Ultimately the process, in which we operate, must be made fully operable in between elections within the Canadian citizenry. A venue which facilitates communication between elected officials and voters must be accessible, user friendly and convey the essence of truthfulness as being paramount according to MP Carolyn Bennett,
Things have turned out worse that anyone could have imagined. Parliamentary Committees aren’t given the budgets to travel or develop the capacity for e-consultation. This year the committee study on OPEN GOVERNMENT was denied a budget for consultations designed to enable the members to talk to Canadians about their needs! ‘Democracy Between Elections’ must mean that citizens have a genuine opportunity to shape public policy not just at the ballot box. A majority government should not mean ‘central command and control’ for four years where the only ideas considered emanate from the Prime Minister’s office. The relationship between elected representatives and citizens should also reflect that the ‘sum is greater that the parts’. The foundation must be a deep belief that citizens know what is working and what is not. Elected representatives also need much more meaningful mechanisms to tap into the expertise that exists across the country in almost every area of public policy. We must take seriously our responsibility to harvest observations and good ideas that could help many, many people.
Wednesday, November 21, 2012
Zionism is not synonymous with being a Jew; and a Jewish identity does not lie inclusively within the Torah. Since the end of 1919, the evolution of Zionism had slowly made its way into the consciousness of the modern world we know today. In relation to the escalation of violence between Arabs and Jews in Palestine; an examination of British Foreign Policy within the territory is a contextual must in understanding today's mitigated Middle East problem. Israel is not perfect, and as her violent beginnings into statehood, is an attestation to the rest of us; that we collectively lost any moral or legitimate grounds to criticize her birth in the aftermath of the Holocaust. The current state of affairs has been further aggravated by foreign policies of several nations, over several decades in which time have irrevocably created an impasse in the Middle East.
We no longer have the fortitude to publicly acknowledge the repercussions of past and current foreign governments within Palestine. Becoming anti-Semitic bystanders is not an option; neither is supporting ultra-orthodox political or faith based Israeli governmental policies aimed at subjugating ethnic Arab Palestinians within the region.

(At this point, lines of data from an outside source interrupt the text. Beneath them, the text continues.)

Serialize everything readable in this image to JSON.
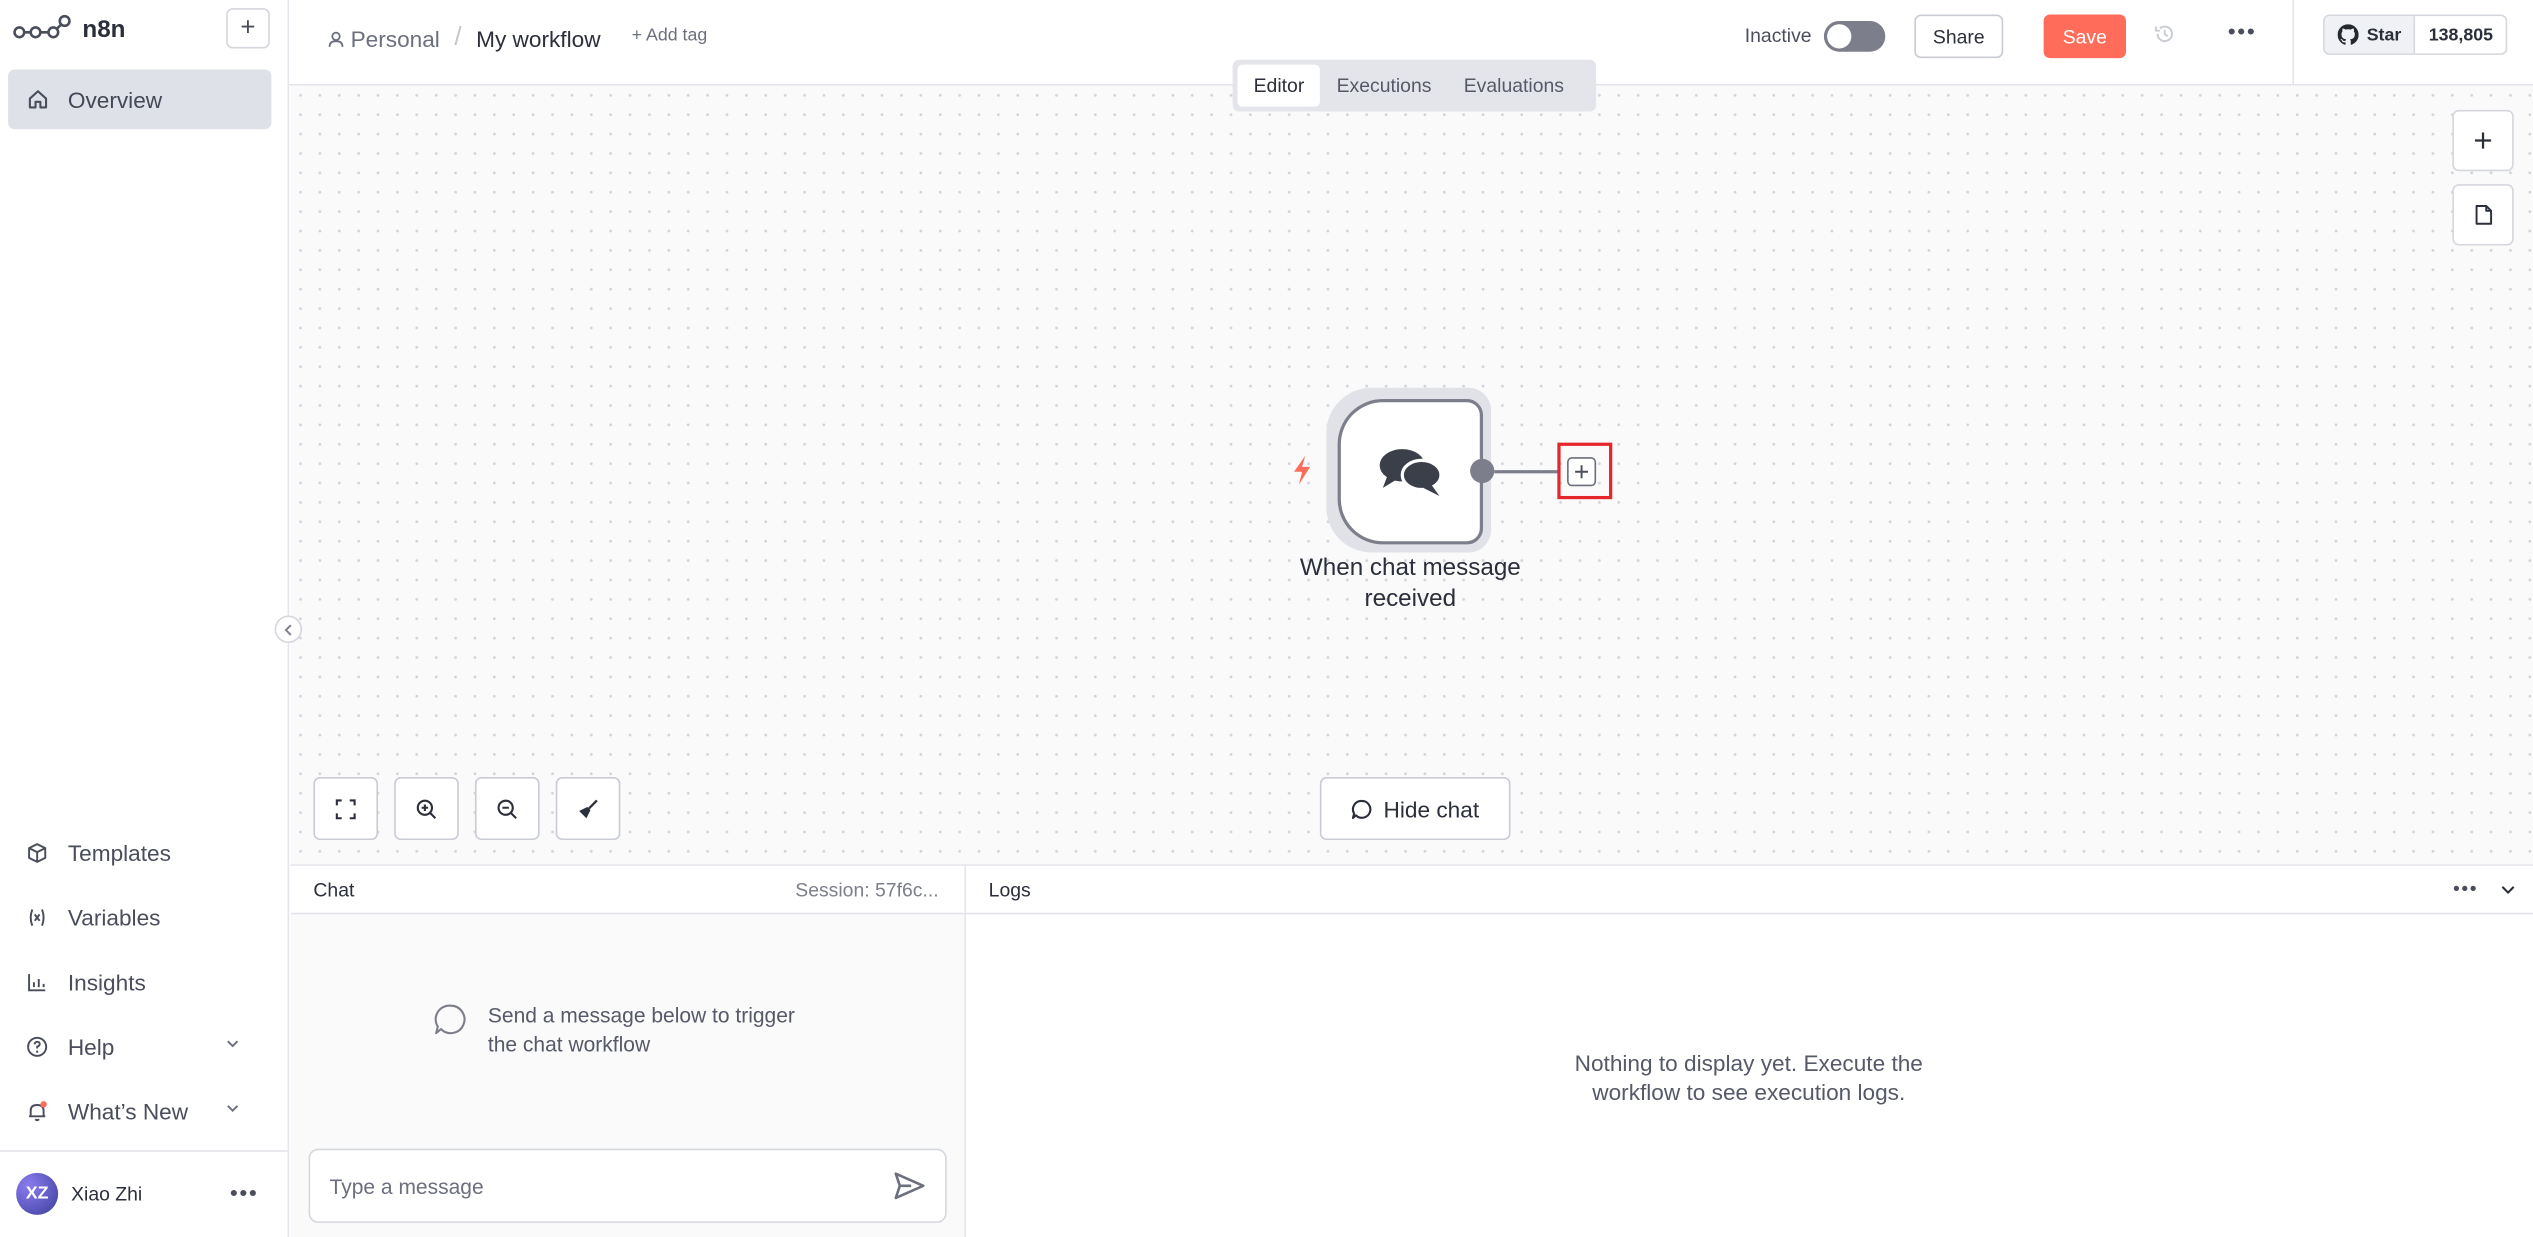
{
  "app": {
    "logo_text": "n8n"
  },
  "sidebar": {
    "overview_label": "Overview",
    "items": [
      {
        "label": "Templates",
        "icon": "box-icon"
      },
      {
        "label": "Variables",
        "icon": "variable-icon"
      },
      {
        "label": "Insights",
        "icon": "chart-icon"
      },
      {
        "label": "Help",
        "icon": "help-icon"
      },
      {
        "label": "What’s New",
        "icon": "bell-icon"
      }
    ],
    "user": {
      "initials": "XZ",
      "name": "Xiao Zhi"
    }
  },
  "header": {
    "breadcrumb_project": "Personal",
    "workflow_name": "My workflow",
    "add_tag": "+ Add tag",
    "status_label": "Inactive",
    "active": false,
    "share_label": "Share",
    "save_label": "Save",
    "github_star_label": "Star",
    "github_star_count": "138,805"
  },
  "canvas": {
    "tabs": [
      {
        "label": "Editor",
        "active": true
      },
      {
        "label": "Executions",
        "active": false
      },
      {
        "label": "Evaluations",
        "active": false
      }
    ],
    "node": {
      "label": "When chat message received",
      "icon": "chat-bubbles-icon"
    },
    "hide_chat_label": "Hide chat"
  },
  "chat": {
    "title": "Chat",
    "session": "Session: 57f6c...",
    "empty_text": "Send a message below to trigger the chat workflow",
    "input_placeholder": "Type a message"
  },
  "logs": {
    "title": "Logs",
    "empty_text": "Nothing to display yet. Execute the workflow to see execution logs."
  },
  "colors": {
    "accent": "#ff6d5a",
    "highlight": "#e5262a"
  }
}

One thing is certain; permitting political, racial and faith based doctrine espousing the destruction of Israel by Hamas (or any other terrorist cell) sponsored by Arab States -will not further the cause of peace.
It is an old game, played on an even older parcel of land; and blood is its price. As we witness another temporary truce which will not further the cause of peace, but will only achieve a semblance of victory for those who measure such things; the West must face this truth. The Arab world must willingly, forcefully, militarily, impose its will on terrorism. It must irrevocably crush it among its people. It must accept Israel’s right to live in peace. It is easy to say these things will never come to pass. It is easy to hate, easy to destroy, easy to die. If we do not see the merit in living, if we do not have the political will to coerce a meaningful lasting agreement in the Middle East; if we are so far removed that we simply do not care until we ourselves in the West, experience the kind of day-to-day living conditions in Palestine, Syria, Iraq, Lebanon, than we deserve retribution.